Our arrival in Koroni coincided with lunch-time so, having dropped the anchor we lowered the bathing ladder in preparation to swim in the clear water to check that all was well with the anchor, prior to launching the rib, to take us ashore for lunch.

Horror! Nestling in the compartment which houses the bathing ladder was a cockroach! Feeling very guilty that it is also one of God’s creatures, I knocked it into the water and watched as it swam away. Then, to my amazement, a second cockroach appeared on the other side of the bathing ladder compartment. This one was also knocked into the water but instead of swimming off, it swam back to the boat and climbed back using the bathing ladder. Back into the water it went and it again returned, this time floating on its back in the water in the bottom of the compartment. I cupped by hands and threw it back into the water and last saw it swimming away from the boat. Where they came from I cannot imagine. They had not been there when we swam at Petalidhion yesterday. I hope that they had just arrived and not got further into the boat.

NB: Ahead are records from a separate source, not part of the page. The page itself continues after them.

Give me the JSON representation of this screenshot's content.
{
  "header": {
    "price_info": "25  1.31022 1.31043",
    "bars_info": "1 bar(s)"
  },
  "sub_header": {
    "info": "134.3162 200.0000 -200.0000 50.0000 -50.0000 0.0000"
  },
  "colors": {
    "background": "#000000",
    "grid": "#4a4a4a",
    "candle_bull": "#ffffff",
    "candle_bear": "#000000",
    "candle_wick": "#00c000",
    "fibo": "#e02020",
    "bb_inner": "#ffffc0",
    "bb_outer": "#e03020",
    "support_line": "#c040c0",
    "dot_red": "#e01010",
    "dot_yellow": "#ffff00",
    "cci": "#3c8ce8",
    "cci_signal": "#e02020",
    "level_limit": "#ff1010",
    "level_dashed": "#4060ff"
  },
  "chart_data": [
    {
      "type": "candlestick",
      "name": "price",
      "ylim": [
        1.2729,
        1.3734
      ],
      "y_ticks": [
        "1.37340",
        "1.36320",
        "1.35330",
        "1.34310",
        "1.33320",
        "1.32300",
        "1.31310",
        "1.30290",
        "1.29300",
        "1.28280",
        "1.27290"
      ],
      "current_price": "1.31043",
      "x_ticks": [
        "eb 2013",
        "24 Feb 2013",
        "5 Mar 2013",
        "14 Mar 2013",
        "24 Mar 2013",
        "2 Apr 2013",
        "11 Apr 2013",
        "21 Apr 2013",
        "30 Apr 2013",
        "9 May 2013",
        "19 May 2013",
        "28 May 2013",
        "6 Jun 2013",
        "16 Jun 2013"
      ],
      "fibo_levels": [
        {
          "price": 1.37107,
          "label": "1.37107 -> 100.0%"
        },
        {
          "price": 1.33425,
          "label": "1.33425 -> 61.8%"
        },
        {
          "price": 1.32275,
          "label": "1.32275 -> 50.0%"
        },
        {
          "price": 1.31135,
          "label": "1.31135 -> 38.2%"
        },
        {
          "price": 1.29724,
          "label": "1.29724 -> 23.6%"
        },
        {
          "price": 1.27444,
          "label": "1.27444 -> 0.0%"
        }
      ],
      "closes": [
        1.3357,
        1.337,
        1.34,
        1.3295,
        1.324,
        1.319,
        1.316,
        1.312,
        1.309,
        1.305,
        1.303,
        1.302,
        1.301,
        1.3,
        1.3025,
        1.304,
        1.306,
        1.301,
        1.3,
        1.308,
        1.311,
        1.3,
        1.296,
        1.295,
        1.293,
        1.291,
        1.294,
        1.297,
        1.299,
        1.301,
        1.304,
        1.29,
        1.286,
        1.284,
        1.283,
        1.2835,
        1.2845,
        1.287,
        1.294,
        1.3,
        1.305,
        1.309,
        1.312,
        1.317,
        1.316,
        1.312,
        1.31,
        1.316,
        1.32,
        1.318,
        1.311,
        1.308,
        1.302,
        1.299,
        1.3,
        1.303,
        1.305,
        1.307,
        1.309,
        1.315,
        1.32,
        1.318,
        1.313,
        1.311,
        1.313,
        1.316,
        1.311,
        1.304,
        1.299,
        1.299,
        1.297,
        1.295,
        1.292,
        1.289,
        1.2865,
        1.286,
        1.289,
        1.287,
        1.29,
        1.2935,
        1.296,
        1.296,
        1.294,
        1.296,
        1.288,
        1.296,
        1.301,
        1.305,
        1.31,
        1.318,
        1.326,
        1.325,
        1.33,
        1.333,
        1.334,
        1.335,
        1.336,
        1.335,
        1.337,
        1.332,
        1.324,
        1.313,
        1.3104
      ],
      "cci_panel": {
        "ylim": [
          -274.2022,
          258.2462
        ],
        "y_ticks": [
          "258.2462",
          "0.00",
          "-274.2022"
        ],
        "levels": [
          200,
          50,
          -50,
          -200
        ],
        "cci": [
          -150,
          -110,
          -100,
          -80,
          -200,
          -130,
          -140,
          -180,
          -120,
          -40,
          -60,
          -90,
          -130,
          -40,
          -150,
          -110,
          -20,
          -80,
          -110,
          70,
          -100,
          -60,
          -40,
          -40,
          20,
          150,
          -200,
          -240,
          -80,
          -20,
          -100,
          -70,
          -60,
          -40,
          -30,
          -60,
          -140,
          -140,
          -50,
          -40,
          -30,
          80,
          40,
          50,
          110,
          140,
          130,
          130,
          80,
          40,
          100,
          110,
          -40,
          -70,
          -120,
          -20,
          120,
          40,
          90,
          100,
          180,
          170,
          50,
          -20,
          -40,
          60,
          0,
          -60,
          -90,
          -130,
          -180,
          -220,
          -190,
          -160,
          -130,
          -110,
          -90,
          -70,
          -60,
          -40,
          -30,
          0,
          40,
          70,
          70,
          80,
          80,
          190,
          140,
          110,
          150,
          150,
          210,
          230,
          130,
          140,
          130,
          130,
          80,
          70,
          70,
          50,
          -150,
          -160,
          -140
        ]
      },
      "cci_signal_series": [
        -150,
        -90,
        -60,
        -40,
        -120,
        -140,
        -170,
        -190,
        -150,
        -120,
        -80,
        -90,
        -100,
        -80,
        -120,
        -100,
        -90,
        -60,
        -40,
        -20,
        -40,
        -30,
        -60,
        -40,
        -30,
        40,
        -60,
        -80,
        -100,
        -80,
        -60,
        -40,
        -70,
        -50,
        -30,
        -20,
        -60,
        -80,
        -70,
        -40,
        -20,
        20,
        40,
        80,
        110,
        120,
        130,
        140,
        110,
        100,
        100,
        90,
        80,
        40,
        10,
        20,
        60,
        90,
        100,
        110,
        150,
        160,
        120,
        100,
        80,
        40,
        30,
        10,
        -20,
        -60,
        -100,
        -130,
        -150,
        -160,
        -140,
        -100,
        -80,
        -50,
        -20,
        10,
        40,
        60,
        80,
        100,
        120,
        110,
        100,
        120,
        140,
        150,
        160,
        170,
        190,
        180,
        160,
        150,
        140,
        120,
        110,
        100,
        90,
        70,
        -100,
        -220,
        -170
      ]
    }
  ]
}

Built on the hillside, with a Venetian fort as a backdrop, the town of Koroni, sloping down to the water’s edge, is very pretty. The fort is quite overgrown and is now home to a monastery.


Below:- Dick cleaning the stainless steel supports, sea plane, disused train